  2. I think it is safe to say that those Hoosier's with the most confidence in the Indiana judicial system are those Hoosier's who have never had the displeasure of dealing with the Hoosier court system.

  3. I have an open CHINS case I failed a urine screen I have since got clean completed IOP classes now in after care passed home inspection my x sister in law has my children I still don't even have unsupervised when I have been clean for over 4 months my x sister wants to keep the lids for good n has my case working with her I just discovered n have proof that at one of my hearing dcs case worker stated in court to the judge that a screen was dirty which caused me not to have unsupervised this was at the beginning two weeks after my initial screen I thought the weed could have still been in my system was upset because they were suppose to check levels n see if it was going down since this was only a few weeks after initial instead they said dirty I recently requested all of my screens from redwood because I take prescriptions that will show up n I was having my doctor look at levels to verify that matched what I was prescripted because dcs case worker accused me of abuseing when I got my screens I found out that screen I took that dcs case worker stated in court to judge that caused me to not get granted unsupervised was actually negative what can I do about this this is a serious issue saying a parent failed a screen in court to judge when they didn't please advise

  4. I have a degree at law, recent MS in regulatory studies. Licensed in KS, admitted b4 S& 7th circuit, but not to Indiana bar due to political correctness. Blacklisted, nearly unemployable due to hostile state action. Big Idea: Headwinds can overcome, esp for those not within the contours of the bell curve, the Lego Movie happiness set forth above. That said, even without the blacklisting for holding ideas unacceptable to the Glorious State, I think the idea presented above that a law degree open many vistas other than being a galley slave to elitist lawyers is pretty much laughable. (Did the law professors of Indiana pay for this to be published?)

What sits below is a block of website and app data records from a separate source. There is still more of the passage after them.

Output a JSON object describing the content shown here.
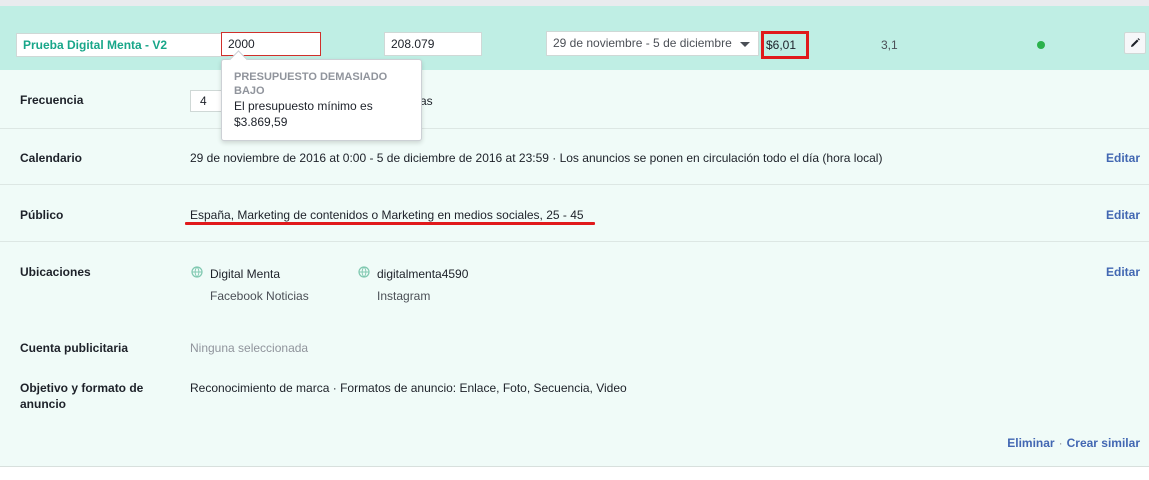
{
  "header": {
    "name": "Prueba Digital Menta - V2",
    "budget": "2000",
    "impressions": "208.079",
    "date_range": "29 de noviembre - 5 de diciembre",
    "cost": "$6,01",
    "metric": "3,1",
    "status_color": "#2bb24c"
  },
  "tooltip": {
    "title": "PRESUPUESTO DEMASIADO BAJO",
    "body": "El presupuesto mínimo es $3.869,59"
  },
  "rows": {
    "frecuencia": {
      "label": "Frecuencia",
      "value": "4",
      "suffix": "as"
    },
    "calendario": {
      "label": "Calendario",
      "value": "29 de noviembre de 2016 at 0:00 - 5 de diciembre de 2016 at 23:59 · Los anuncios se ponen en circulación todo el día (hora local)",
      "edit": "Editar"
    },
    "publico": {
      "label": "Público",
      "value": "España, Marketing de contenidos o Marketing en medios sociales, 25 - 45",
      "edit": "Editar"
    },
    "ubicaciones": {
      "label": "Ubicaciones",
      "edit": "Editar",
      "places": [
        {
          "name": "Digital Menta",
          "channel": "Facebook Noticias",
          "icon": "globe-icon"
        },
        {
          "name": "digitalmenta4590",
          "channel": "Instagram",
          "icon": "globe-icon"
        }
      ]
    },
    "cuenta": {
      "label": "Cuenta publicitaria",
      "value": "Ninguna seleccionada"
    },
    "objetivo": {
      "label_line1": "Objetivo y formato de",
      "label_line2": "anuncio",
      "value": "Reconocimiento de marca · Formatos de anuncio: Enlace, Foto, Secuencia, Video"
    }
  },
  "footer": {
    "delete": "Eliminar",
    "separator": "·",
    "duplicate": "Crear similar"
  }
}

  5. Joe, you might want to do some reading on the fate of Hoosier whistleblowers before you get your expectations raised up.